Many of them are quite large. I had my nine year old hold a couple near his head to see the size of them.

We have already juiced some of them to use in baking. We are going to make white cupcakes with pomegranate Buttercream frosting and chocolate Bundt cake with pomegranate juice in it.

Pomegranates are very messy when being juiced, and now parts of our kitchen looks like someone has been bleeding there.

We will try to get some cupcake pictures posted later.

-Joshua

Learning About Science By Growing Radish Seeds: Day 5

I have fallen behind, and this is from Friday’s work.

On this day they used two of the small pots they made earlier. One of the little pots had 12 of the sprouted seeds put in it. This is to show the effects of overcrowding plants.

Another mini pot had 2 sprouted seeds put into it.

So far this has been an interesting experiment. I think it goes over many of the things that people do wrong when planting seeds. Ranging from overcrowding to water issues.

-Joshua

Learning About Science By Growing Radishes: Day 3. Light and no Light.
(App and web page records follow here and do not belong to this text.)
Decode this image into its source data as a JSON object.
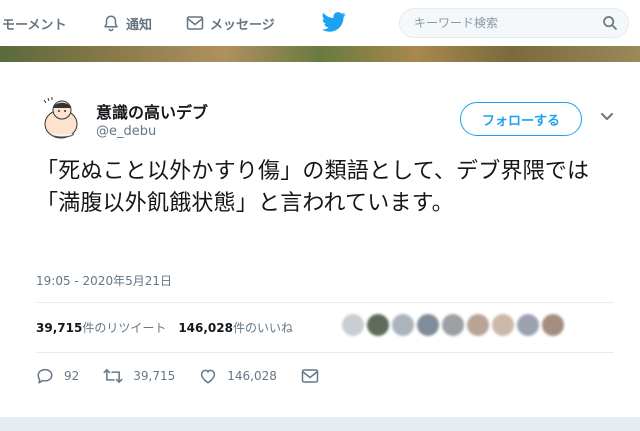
{
  "nav": {
    "moments_label": "モーメント",
    "notifications_label": "通知",
    "messages_label": "メッセージ",
    "search_placeholder": "キーワード検索"
  },
  "tweet": {
    "display_name": "意識の高いデブ",
    "handle": "@e_debu",
    "follow_label": "フォローする",
    "text": "「死ぬこと以外かすり傷」の類語として、デブ界隈では「満腹以外飢餓状態」と言われています。",
    "timestamp": "19:05 - 2020年5月21日",
    "retweets_count": "39,715",
    "retweets_label": "件のリツイート",
    "likes_count": "146,028",
    "likes_label": "件のいいね",
    "reply_count": "92",
    "retweet_action_count": "39,715",
    "like_action_count": "146,028"
  },
  "colors": {
    "accent": "#1da1f2",
    "muted": "#657786",
    "text": "#14171a"
  },
  "icons": {
    "nav": [
      "moments-icon",
      "bell-icon",
      "envelope-icon",
      "twitter-bird-icon",
      "search-icon"
    ],
    "actions": [
      "reply-icon",
      "retweet-icon",
      "like-icon",
      "dm-icon"
    ]
  }
}
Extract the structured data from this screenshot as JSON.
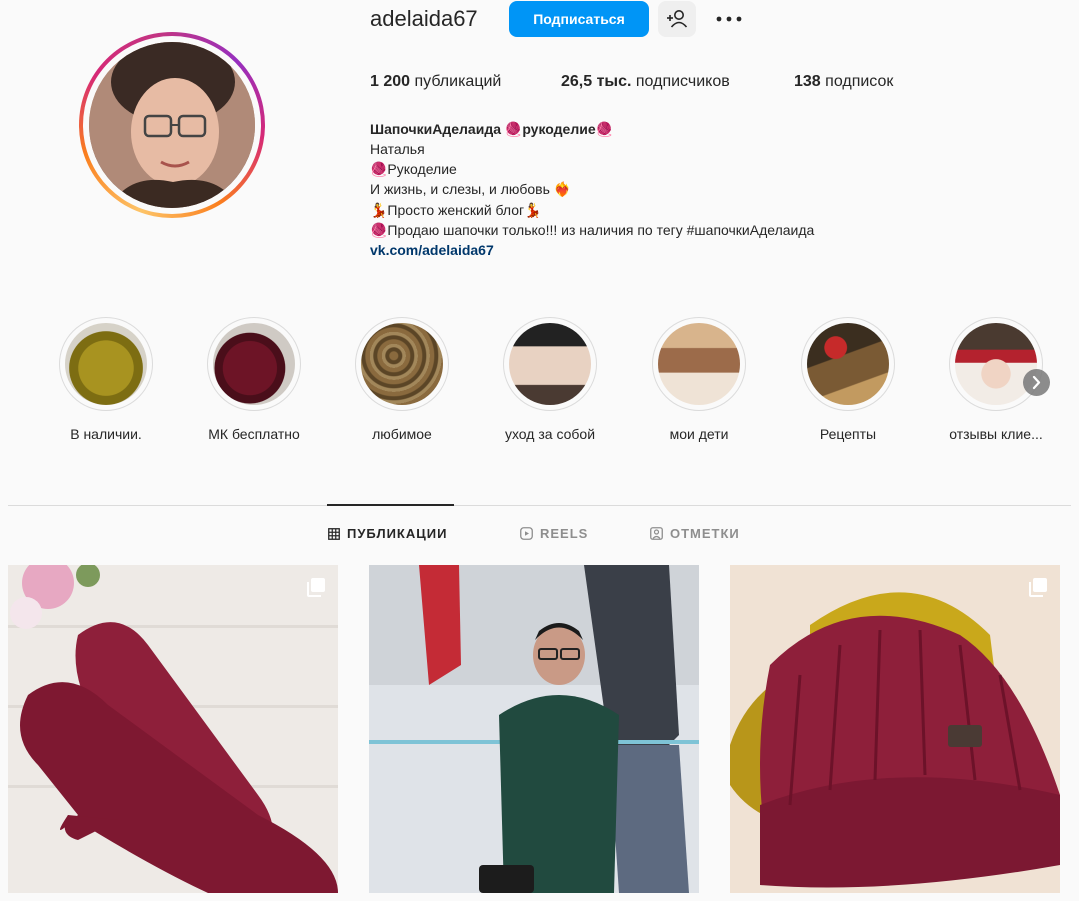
{
  "profile": {
    "username": "adelaida67",
    "follow_label": "Подписаться",
    "suggest_icon": "person-plus-icon",
    "more_icon": "more-dots-icon"
  },
  "stats": {
    "posts_count": "1 200",
    "posts_label": "публикаций",
    "followers_count": "26,5 тыс.",
    "followers_label": "подписчиков",
    "following_count": "138",
    "following_label": "подписок"
  },
  "bio": {
    "title": "ШапочкиАделаида 🧶рукоделие🧶",
    "line1": "Наталья",
    "line2": "🧶Рукоделие",
    "line3": "И жизнь, и слезы, и любовь ❤️‍🔥",
    "line4": "💃Просто женский блог💃",
    "line5": "🧶Продаю шапочки только!!! из наличия по тегу #шапочкиАделаида",
    "link": "vk.com/adelaida67"
  },
  "highlights": [
    {
      "label": "В наличии."
    },
    {
      "label": "МК бесплатно"
    },
    {
      "label": "любимое"
    },
    {
      "label": "уход за собой"
    },
    {
      "label": "мои дети"
    },
    {
      "label": "Рецепты"
    },
    {
      "label": "отзывы клие..."
    }
  ],
  "tabs": [
    {
      "label": "ПУБЛИКАЦИИ",
      "icon": "grid-icon",
      "active": true
    },
    {
      "label": "REELS",
      "icon": "reels-icon",
      "active": false
    },
    {
      "label": "ОТМЕТКИ",
      "icon": "tagged-icon",
      "active": false
    }
  ],
  "posts": [
    {
      "subject": "knitted burgundy mittens",
      "multi": true
    },
    {
      "subject": "woman in green dress",
      "multi": false
    },
    {
      "subject": "burgundy and mustard knitted hats",
      "multi": true
    }
  ],
  "colors": {
    "accent": "#0095f6",
    "link": "#00376b",
    "burgundy": "#8e1f3a",
    "mustard": "#c9a81b"
  }
}
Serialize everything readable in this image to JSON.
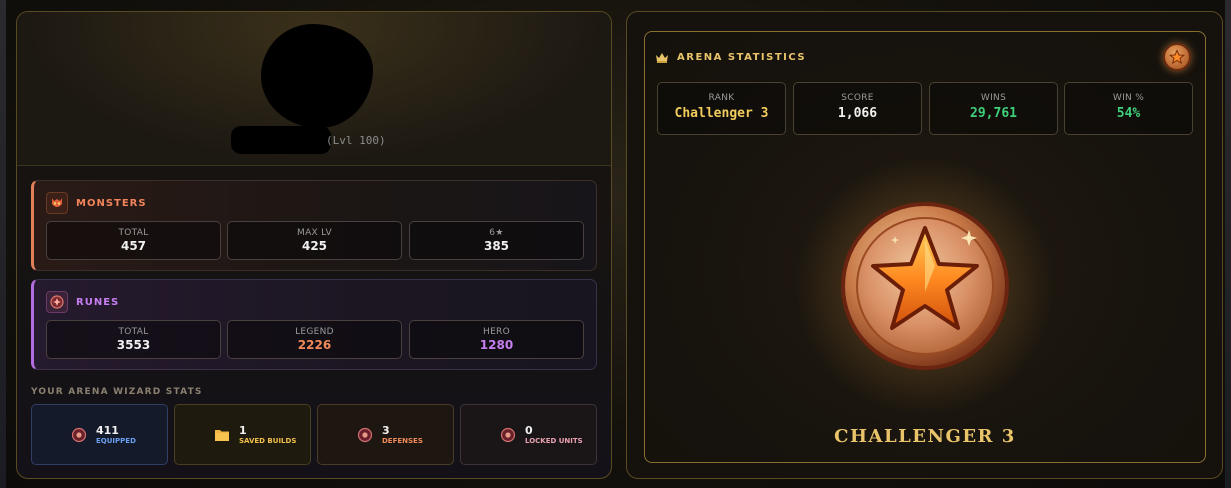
{
  "profile": {
    "level": "(Lvl 100)"
  },
  "monsters": {
    "title": "MONSTERS",
    "stats": [
      {
        "label": "TOTAL",
        "value": "457"
      },
      {
        "label": "MAX LV",
        "value": "425"
      },
      {
        "label": "6★",
        "value": "385"
      }
    ],
    "accent": "#f0845a"
  },
  "runes": {
    "title": "RUNES",
    "stats": [
      {
        "label": "TOTAL",
        "value": "3553",
        "color": "#f0f0f0"
      },
      {
        "label": "LEGEND",
        "value": "2226",
        "color": "#f08a5a"
      },
      {
        "label": "HERO",
        "value": "1280",
        "color": "#c77ef0"
      }
    ],
    "accent": "#c77ef0"
  },
  "wizard": {
    "title": "YOUR ARENA WIZARD STATS",
    "items": [
      {
        "value": "411",
        "label": "EQUIPPED",
        "icon": "rune-icon"
      },
      {
        "value": "1",
        "label": "SAVED BUILDS",
        "icon": "folder-icon"
      },
      {
        "value": "3",
        "label": "DEFENSES",
        "icon": "rune-icon"
      },
      {
        "value": "0",
        "label": "LOCKED UNITS",
        "icon": "rune-icon"
      }
    ]
  },
  "arena": {
    "title": "ARENA STATISTICS",
    "stats": [
      {
        "label": "RANK",
        "value": "Challenger 3",
        "color": "#f2cc5c"
      },
      {
        "label": "SCORE",
        "value": "1,066",
        "color": "#f0f0f0"
      },
      {
        "label": "WINS",
        "value": "29,761",
        "color": "#3fd07a"
      },
      {
        "label": "WIN %",
        "value": "54%",
        "color": "#3fd07a"
      }
    ],
    "rank_name": "CHALLENGER 3"
  }
}
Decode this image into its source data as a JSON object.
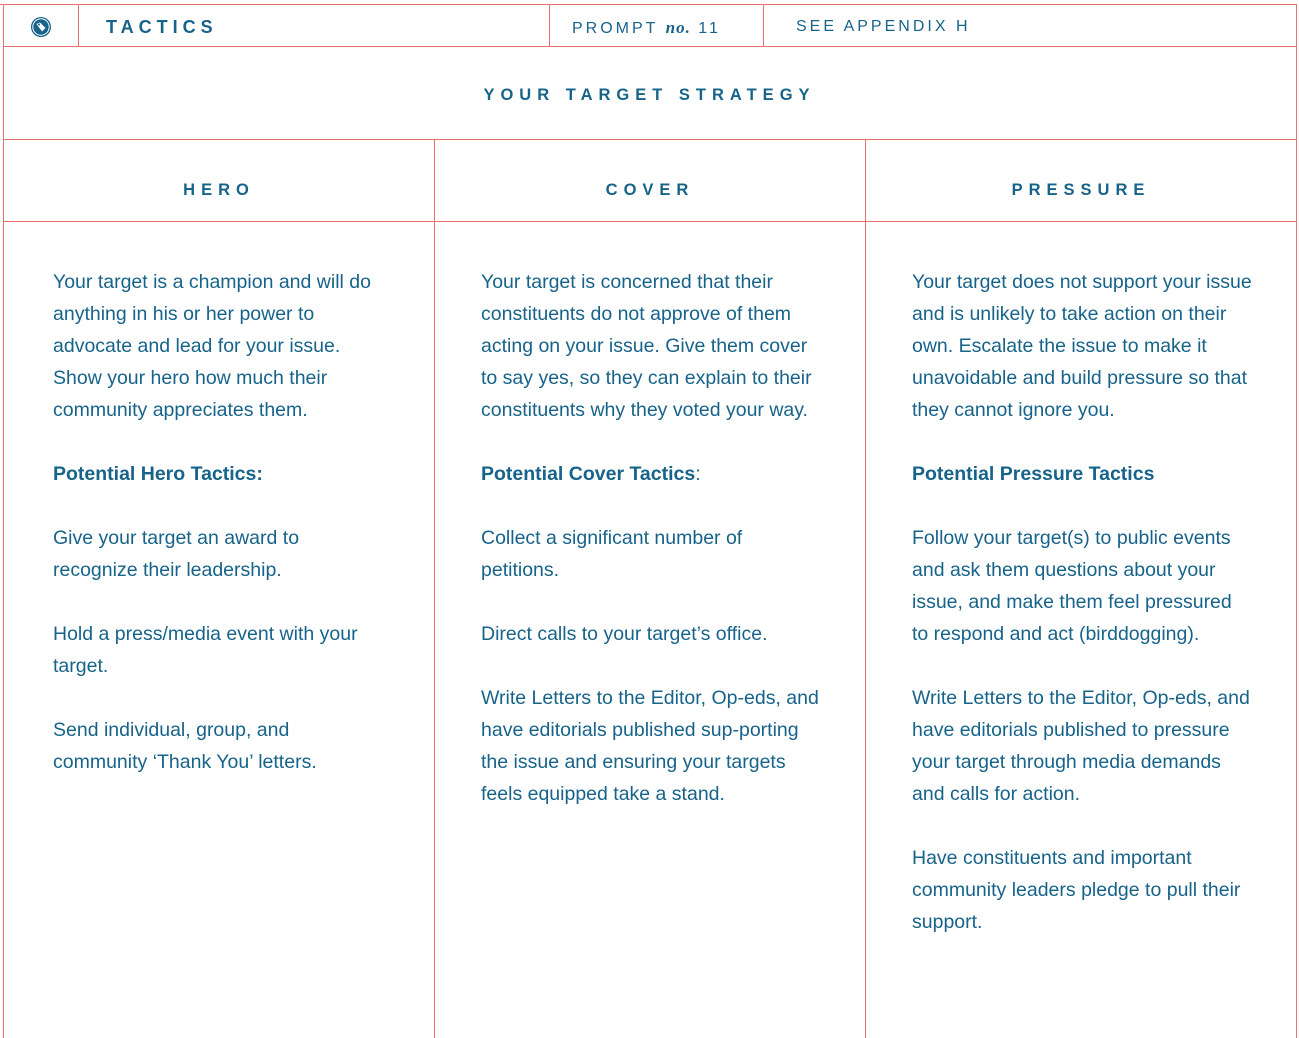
{
  "colors": {
    "accent_line": "#e8726b",
    "text": "#17638a"
  },
  "header": {
    "logo_icon": "tag-badge-icon",
    "section": "TACTICS",
    "prompt_label": "PROMPT",
    "prompt_no": "no.",
    "prompt_number": "11",
    "appendix": "SEE APPENDIX H"
  },
  "title": "YOUR TARGET STRATEGY",
  "columns": [
    {
      "heading": "HERO",
      "intro": "Your target is a champion and will do anything in his or her power to advocate and lead for your issue. Show your hero how much their community appreciates them.",
      "tactics_heading": "Potential Hero Tactics:",
      "tactics_suffix": "",
      "tactics": [
        "Give your target an award to recognize their leadership.",
        "Hold a press/media event with your target.",
        "Send individual, group, and community ‘Thank You’ letters."
      ]
    },
    {
      "heading": "COVER",
      "intro": "Your target is concerned that their constituents do not approve of them acting on your issue. Give them cover to say yes, so they can explain to their constituents why they voted your way.",
      "tactics_heading": "Potential Cover Tactics",
      "tactics_suffix": ":",
      "tactics": [
        "Collect a significant number of petitions.",
        "Direct calls to your target’s office.",
        "Write Letters to the Editor, Op-eds, and have editorials published sup-porting the issue and ensuring your targets feels equipped take a stand."
      ]
    },
    {
      "heading": "PRESSURE",
      "intro": "Your target does not support your issue and is unlikely to take action on their own. Escalate the issue to make it unavoidable and build pressure so that they cannot ignore you.",
      "tactics_heading": "Potential Pressure Tactics",
      "tactics_suffix": "",
      "tactics": [
        "Follow your target(s) to public events and ask them questions about your issue, and make them feel pressured to respond and act (birddogging).",
        "Write Letters to the Editor, Op-eds, and have editorials published to pressure your target through media demands and calls for action.",
        "Have constituents and important community leaders pledge to pull their support."
      ]
    }
  ]
}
This is the third post about two of my children’s school science activity. They are growing radish seeds in a variety of conditions to see what happens. This is from Tops Learning Systems.

On day 3 they started an experiment to see how seeds grow with and without light. They put a seeds on a damp paper towel in a clear covered cup. One of the cups has been completely wrapped in foil.

The seeds will be in these cups untouched for 17 days. After which, the boys will see how these conditions affect the growth of the seeds.

-Joshua